1. One tour will make you a household name
Nope, that's not going to happen. You'll likely start out as the first band out of four, a slot often requiring you to bring a certain number of people through the door in order to secure it. That means you have to sell tickets and prove you're a draw. So take your early-on-the-bill slot, perform your heart out every night, and get invited on another tour, where you might be billed second.
2. It's all groupies and glamour
Try a catered plate of lunch meat and cheese, a bag of Doritos, and a case of beer as your payment with a per diem. Those funds can be as low as $10 per day per member. Living on $10 in a foreign city? That isn't easy. So no, it's not all groupies throwing themselves at you and 24/7/365 glamour, since you are not playing stadiums... yet.
3. A band member can easily manage the tour
Tour managin', like pimpin', ain't easy. But you might not be able to afford a tour manager early on. If you must enlist a band member to handle the job, make sure the most organized and business-minded member gets that gig, because it's a full-time job involving money, interviews, credentials, dealing with promoters, getting the band on and off stage, loading in and out, and about a billion other things. That's a lot to deal with when you have to, you know, perform and be on your game onstage every night.
4. If you play to five people, it's a waste

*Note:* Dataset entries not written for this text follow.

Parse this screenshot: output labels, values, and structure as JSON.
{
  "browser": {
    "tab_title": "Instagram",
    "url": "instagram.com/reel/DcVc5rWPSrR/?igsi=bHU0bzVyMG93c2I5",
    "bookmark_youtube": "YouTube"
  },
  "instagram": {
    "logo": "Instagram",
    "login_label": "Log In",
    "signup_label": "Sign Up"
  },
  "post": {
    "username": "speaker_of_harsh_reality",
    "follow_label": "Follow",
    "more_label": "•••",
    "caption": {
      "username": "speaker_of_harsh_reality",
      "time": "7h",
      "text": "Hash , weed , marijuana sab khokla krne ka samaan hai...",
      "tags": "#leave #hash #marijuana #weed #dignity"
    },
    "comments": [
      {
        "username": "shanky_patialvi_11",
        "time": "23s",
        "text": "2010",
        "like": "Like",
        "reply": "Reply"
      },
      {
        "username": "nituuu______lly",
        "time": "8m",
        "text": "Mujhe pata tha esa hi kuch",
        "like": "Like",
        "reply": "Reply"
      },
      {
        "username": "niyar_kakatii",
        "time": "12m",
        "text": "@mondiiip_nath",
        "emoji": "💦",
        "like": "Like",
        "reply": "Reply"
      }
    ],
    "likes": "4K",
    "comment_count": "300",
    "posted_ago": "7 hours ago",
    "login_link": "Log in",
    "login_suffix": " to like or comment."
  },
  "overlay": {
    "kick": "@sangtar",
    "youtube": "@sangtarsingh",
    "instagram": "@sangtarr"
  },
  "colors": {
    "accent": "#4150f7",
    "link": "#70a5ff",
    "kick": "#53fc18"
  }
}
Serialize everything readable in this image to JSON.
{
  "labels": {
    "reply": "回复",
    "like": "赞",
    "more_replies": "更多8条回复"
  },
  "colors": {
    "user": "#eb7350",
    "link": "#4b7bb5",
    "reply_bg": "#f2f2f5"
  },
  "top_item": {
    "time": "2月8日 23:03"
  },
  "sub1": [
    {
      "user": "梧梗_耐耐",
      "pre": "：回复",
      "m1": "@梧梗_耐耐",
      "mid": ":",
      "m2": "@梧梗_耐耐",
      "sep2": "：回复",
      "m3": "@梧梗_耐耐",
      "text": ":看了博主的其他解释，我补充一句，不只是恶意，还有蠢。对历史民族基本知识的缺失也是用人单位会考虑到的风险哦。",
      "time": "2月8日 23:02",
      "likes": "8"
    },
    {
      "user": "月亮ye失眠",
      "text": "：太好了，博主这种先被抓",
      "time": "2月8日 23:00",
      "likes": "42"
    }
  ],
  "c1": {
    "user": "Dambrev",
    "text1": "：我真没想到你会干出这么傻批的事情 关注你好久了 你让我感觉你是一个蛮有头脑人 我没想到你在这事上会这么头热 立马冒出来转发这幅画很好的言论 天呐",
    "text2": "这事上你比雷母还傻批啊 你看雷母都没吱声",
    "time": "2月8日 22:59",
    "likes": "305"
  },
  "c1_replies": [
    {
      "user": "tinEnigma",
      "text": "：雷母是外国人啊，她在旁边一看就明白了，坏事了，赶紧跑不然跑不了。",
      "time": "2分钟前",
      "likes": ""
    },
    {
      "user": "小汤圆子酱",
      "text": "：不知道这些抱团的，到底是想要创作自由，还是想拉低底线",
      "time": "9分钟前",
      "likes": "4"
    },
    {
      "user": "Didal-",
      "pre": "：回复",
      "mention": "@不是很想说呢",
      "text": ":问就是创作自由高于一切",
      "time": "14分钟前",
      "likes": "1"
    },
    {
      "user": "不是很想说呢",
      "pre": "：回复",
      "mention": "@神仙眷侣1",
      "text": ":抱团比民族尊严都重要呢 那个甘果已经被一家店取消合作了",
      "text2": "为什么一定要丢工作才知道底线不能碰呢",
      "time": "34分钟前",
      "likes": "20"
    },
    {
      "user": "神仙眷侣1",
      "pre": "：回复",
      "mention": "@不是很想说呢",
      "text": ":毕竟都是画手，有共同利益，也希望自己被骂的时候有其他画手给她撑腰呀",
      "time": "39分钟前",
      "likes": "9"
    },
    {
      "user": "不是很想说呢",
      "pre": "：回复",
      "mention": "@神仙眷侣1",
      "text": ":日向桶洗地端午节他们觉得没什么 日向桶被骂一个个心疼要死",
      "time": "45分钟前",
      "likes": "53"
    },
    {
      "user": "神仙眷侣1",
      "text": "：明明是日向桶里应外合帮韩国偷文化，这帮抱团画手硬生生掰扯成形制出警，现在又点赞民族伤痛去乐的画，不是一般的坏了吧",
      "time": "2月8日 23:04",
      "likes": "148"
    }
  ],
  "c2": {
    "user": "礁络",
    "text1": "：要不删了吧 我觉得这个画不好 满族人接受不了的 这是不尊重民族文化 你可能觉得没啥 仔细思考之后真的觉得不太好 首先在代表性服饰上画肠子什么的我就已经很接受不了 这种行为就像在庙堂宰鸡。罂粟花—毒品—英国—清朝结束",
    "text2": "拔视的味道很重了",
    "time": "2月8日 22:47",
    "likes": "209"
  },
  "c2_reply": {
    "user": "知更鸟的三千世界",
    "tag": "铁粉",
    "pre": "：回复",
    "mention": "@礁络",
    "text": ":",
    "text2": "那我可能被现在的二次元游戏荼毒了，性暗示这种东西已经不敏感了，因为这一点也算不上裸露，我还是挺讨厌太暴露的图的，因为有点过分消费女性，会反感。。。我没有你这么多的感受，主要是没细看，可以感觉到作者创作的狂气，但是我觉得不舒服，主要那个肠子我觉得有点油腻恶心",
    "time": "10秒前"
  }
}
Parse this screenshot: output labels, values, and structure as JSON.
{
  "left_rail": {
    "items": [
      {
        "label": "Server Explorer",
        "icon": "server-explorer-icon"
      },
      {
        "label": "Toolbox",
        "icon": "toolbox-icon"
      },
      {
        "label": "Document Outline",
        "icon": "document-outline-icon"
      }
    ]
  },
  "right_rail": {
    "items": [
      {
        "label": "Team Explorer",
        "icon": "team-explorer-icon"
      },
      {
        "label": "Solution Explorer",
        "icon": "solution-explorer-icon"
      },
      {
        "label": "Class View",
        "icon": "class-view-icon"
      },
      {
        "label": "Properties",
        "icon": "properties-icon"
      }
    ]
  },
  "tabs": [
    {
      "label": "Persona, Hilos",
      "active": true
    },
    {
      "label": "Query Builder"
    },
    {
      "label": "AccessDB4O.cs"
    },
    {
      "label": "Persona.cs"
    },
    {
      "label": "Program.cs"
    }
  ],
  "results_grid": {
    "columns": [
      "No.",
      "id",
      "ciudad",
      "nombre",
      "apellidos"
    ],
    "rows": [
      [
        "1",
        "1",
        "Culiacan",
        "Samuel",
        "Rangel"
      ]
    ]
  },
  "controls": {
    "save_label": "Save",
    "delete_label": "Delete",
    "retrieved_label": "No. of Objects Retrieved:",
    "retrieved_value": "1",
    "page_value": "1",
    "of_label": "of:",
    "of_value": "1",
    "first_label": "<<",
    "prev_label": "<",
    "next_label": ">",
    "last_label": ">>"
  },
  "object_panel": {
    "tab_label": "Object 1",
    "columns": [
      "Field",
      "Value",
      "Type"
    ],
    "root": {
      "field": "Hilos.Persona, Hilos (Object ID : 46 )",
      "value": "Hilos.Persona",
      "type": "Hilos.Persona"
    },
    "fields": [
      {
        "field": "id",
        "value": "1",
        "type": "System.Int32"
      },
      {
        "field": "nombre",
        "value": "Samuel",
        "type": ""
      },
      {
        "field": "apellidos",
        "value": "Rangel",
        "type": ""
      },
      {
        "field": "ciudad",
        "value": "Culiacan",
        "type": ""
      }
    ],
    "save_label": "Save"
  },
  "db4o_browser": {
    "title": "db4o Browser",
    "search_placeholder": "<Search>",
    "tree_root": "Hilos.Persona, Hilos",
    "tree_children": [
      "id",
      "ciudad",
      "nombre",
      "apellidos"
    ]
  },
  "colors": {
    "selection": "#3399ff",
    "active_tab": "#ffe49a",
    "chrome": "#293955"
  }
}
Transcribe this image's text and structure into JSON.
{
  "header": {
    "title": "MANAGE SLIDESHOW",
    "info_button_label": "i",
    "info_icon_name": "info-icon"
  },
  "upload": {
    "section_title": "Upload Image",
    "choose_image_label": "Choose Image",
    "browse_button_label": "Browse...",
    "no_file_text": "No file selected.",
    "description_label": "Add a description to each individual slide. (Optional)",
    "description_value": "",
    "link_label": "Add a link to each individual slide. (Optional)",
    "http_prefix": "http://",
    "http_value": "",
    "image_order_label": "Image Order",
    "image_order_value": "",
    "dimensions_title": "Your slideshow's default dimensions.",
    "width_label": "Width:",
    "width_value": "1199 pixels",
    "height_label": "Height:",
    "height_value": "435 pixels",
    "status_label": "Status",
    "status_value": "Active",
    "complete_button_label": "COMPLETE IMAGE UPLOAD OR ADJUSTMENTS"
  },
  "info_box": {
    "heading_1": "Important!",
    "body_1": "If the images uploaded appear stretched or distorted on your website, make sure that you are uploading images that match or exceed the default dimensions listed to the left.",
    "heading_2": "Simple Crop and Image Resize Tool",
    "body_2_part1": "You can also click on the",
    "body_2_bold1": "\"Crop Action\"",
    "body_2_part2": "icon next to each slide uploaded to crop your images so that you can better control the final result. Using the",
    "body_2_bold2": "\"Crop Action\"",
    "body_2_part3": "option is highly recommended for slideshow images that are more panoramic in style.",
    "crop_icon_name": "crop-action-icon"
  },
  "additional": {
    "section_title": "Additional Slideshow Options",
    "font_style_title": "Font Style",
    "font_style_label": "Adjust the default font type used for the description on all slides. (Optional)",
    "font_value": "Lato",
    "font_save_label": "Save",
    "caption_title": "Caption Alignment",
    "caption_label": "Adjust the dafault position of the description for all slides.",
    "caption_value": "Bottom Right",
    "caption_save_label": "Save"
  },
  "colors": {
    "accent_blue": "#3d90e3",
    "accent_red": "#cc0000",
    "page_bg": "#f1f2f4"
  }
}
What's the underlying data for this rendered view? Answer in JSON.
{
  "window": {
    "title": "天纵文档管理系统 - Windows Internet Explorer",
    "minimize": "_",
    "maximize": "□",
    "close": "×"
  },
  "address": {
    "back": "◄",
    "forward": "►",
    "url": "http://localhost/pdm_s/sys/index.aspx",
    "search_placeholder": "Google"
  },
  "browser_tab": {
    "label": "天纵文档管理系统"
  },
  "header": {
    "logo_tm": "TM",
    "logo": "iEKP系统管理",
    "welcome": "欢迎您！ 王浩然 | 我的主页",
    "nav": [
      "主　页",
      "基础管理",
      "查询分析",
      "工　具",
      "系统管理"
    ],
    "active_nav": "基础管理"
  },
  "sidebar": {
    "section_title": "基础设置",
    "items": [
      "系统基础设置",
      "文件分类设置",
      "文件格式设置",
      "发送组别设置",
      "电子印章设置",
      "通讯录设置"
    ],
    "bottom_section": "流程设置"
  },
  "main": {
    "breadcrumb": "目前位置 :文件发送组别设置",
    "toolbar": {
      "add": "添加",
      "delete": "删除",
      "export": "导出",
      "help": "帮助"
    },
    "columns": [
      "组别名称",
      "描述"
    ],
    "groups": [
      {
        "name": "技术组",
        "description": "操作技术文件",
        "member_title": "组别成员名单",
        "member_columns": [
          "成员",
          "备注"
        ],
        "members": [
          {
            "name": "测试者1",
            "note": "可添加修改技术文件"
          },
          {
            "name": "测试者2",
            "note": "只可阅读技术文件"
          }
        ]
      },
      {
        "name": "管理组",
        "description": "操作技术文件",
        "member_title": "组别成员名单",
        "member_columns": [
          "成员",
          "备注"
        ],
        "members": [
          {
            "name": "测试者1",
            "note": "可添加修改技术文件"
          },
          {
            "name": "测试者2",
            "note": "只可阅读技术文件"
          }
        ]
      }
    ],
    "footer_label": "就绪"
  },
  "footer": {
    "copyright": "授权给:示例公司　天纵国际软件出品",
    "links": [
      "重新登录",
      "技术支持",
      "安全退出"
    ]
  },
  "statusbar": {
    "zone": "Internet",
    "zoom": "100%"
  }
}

That's a negative and defeatist attitude. You'll play to five people a lot, and it will suck at times, but play like you're in front of 5,000 people regardless. I have seen many bands perform for a room of five people max, and said bands went on to play stadiums. It all starts at the ground level, and no show is a waste. So perform each show like you're the biggest band ever, and maybe that's what you'll become.
5. Touring is too expensive
Yes, you have to pay for a tour vehicle, gas, insurance, and perhaps some lodging if/when/where you can afford it. But you can map out cheap hotels or get good deals by being web savvy. You can create shifts of who will drive. Mastodon, before they became the critical darling they are, used to drive around in a conversion van and sleep on cat hair-covered couches of fans in the hottest states in August. (They told me that when I did their Metal Maniacs cover story.) The moral of the story is that yes, touring is expensive, but you can do it cheaply if you make the time to learn how to do so. Plan ahead.
6. Touring is all fun and games
If you labor under this delusion, then you better start thinking about a career change – and fast. Yes, touring is fun, but it's not a game. It's your job. It's a career pursuit, so messing around, drinking too hard and too fast all day, and then getting on stage and missing notes or playing a subpar show can ensure that you don't get offered another tour or don't find your audience. Partying is fine, but in moderation.
7. Self-booking tours is impossible
Sure, an agent has access to all the biggest and best tour slots and packages, but you can effectively self-book a tour by hitting up smaller, up-and-coming venues with a little elbow grease and help from Facebook or Google. You just have to have the wherewithal and the follow-through.
8. Touring will make you go broke
If you don't manage your resources or go outside of your budget, touring will make you go broke. But merch is where bands really make their cash, so make sure to plan accordingly, map out a budget and stick to it, make sure it's modest, and suck it all up. Have a reserve of cash so you don't go belly up.
[And if you do go broke on tour, hey, it's still worth it. Here's why.]
Touring is hard, but it's also fun. As long as you're armed with accurate information going into it and have a realistic view of life on the road, you'll be fine. Scout's honor.
You may also like:
- 5 Ways to Avoid Burning Out on Tour
- Do You Have What It Takes to Tour?
- Top 4 Ways to Prevent Common DIY Touring Disasters
- 7 Tips for Making Your DIY Tour Stand Out From the Competition
Amy Sciarretto has 20 years of print and online bylines, from Kerrang to Spin.com to Revolver to Bustle, covering music, beauty, and fashion. After 12 years doing radio and publicity at Roadrunner Records, she now fronts Atom Splitter PR, her own boutique PR firm, which has over 30 clients. She also is active in animal charity and rescue.